In a microservice architecture, one service may call another to fulfill a request. Actually, there may be a full chain of calls before a response is returned. However, not all services in the chain require the same permissions. Therefore, make sure that the tokens have sufficient rights. Consider token-sharing mechanisms to avoid overloading a token to contain all possible permissions (scopes and claims) that may or may not be required in downstream service calls.
For example, have the OAuth 2.0 or OpenID Connect server issue tokens that contain another embedded token that can be used in downstream service calls. This means, however, that the token server must know beforehand which tokens to generate and embed. To be able to do so, it must know in advance which other services will be called. In a complex setup, this requirement can be hard to maintain. An alternative and more flexible approach is token exchange, where an existing token can be exchanged for a new one. The protocol is similar to the Phantom Token approach, but instead of changing the format, it changes part of the content.

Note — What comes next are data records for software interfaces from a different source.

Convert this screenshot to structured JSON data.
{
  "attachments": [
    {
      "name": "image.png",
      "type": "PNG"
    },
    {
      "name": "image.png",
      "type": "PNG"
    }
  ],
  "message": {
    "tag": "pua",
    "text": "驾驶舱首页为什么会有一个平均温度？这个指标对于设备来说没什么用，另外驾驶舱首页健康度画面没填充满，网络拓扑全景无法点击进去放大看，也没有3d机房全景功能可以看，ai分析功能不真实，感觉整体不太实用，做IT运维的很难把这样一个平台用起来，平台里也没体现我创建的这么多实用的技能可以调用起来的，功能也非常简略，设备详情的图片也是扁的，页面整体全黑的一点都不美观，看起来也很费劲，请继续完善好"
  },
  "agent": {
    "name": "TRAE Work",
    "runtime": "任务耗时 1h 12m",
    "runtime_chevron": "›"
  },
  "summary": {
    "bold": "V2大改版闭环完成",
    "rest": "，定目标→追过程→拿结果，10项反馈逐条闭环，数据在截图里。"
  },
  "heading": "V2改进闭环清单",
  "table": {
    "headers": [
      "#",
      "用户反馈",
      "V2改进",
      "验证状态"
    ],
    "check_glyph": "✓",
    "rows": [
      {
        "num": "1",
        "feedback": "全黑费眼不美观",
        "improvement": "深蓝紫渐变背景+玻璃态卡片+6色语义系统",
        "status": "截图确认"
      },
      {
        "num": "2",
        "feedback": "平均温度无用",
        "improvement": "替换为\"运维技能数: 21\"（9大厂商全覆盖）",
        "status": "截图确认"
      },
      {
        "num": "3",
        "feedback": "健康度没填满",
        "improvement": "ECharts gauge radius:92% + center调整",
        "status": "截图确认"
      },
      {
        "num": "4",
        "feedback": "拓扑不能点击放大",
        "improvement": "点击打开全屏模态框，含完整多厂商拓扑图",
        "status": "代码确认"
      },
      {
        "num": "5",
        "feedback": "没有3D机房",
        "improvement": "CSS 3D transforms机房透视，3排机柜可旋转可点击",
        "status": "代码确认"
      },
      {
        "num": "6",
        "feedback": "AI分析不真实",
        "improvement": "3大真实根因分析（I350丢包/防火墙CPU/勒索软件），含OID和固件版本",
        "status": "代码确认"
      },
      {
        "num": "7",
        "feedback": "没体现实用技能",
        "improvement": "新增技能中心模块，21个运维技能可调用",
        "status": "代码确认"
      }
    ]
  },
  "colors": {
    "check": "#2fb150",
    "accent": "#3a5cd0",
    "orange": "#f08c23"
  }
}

Whatever the approach, forwarding tailored tokens is part of implementing the principle of least privilege. The principle of least privilege reduces the overall attack surface as it gets more challenging to exploit privileges and gain access to services and data that should not be granted.
In a mature setup, where an ingress controller or API gateway is used to orchestrate different microservices, it will also be responsible for performing the token exchange.
Trust No One
It is best practice to not stop at the perimeter but implement a zero trust architecture. Make sure that all service requests within your cluster are authenticated. A service mesh provides such an approach at the infrastructure level. OAuth 2.0 and OpenID Connect, in addition, provide the tools for application-level security. Design the access tokens to be used for fine-grained authorization in the API.
JSON Web Tokens (JWTs) are a popular format for access tokens. They are useful as they enable a zero trust architecture and self-contained tokens. However, such tokens can contain sensitive data that a malicious actor can easily parse, if unencrypted. Therefore, JWTs should only be used inside the cluster. This is called the Phantom Token approach.
Choose an extensible ingress controller to allow for customization and implementation of rules such as those implied by the Phantom Token approach or token exchange. It should support scripting capabilities or plugins. The latter is easier because you can simply add and configure a plugin without writing code. In particular, you can rely on the work of security experts for security-related plugins. For example, use provided plugins for NGINX or Kong to add support for the Phantom Token approach. But even scripts and configurations can be shared and used to distribute security best practices of a zero trust architecture.
Best Practices at a Glance
In short, when securing an API in Kubernetes, consider the following:
- Use an ingress controller (or an API gateway) to protect all services of an API in Kubernetes.
- Perform coarse-grained authorization at the perimeter and leave the fine-grained decisions to the API.
- Design tokens carefully and exchange them if required to fulfill the principle of least privilege.
- Rely on standard protocols and use extensibility features to implement a zero trust architecture.